━━━ THE INPUT

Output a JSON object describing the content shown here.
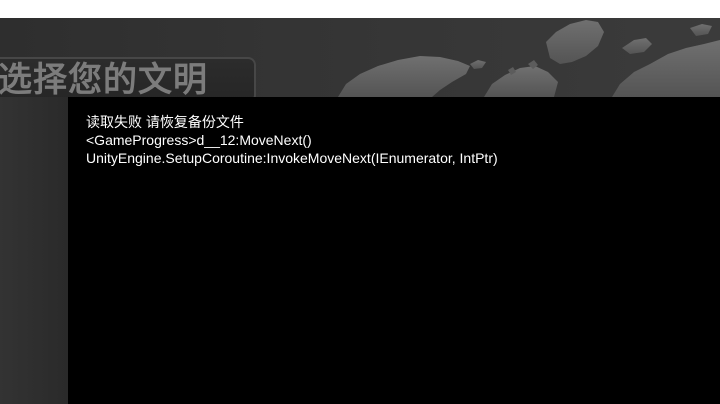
{
  "screen": {
    "title": "选择您的文明"
  },
  "error": {
    "lines": [
      "读取失败 请恢复备份文件",
      "<GameProgress>d__12:MoveNext()",
      "UnityEngine.SetupCoroutine:InvokeMoveNext(IEnumerator, IntPtr)"
    ]
  },
  "colors": {
    "background": "#343434",
    "map_land": "#626262",
    "title_text": "#7c7c7c",
    "overlay": "#000000",
    "overlay_text": "#ffffff"
  },
  "icons": {
    "background_art": "world-map-icon"
  }
}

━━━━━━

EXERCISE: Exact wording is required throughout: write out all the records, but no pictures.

ANSWER SECTION:
Output a JSON object describing the content shown here.
{
  "screen": {
    "title": "选择您的文明"
  },
  "error": {
    "lines": [
      "读取失败 请恢复备份文件",
      "<GameProgress>d__12:MoveNext()",
      "UnityEngine.SetupCoroutine:InvokeMoveNext(IEnumerator, IntPtr)"
    ]
  },
  "colors": {
    "background": "#343434",
    "map_land": "#626262",
    "title_text": "#7c7c7c",
    "overlay": "#000000",
    "overlay_text": "#ffffff"
  },
  "icons": {
    "background_art": "world-map-icon"
  }
}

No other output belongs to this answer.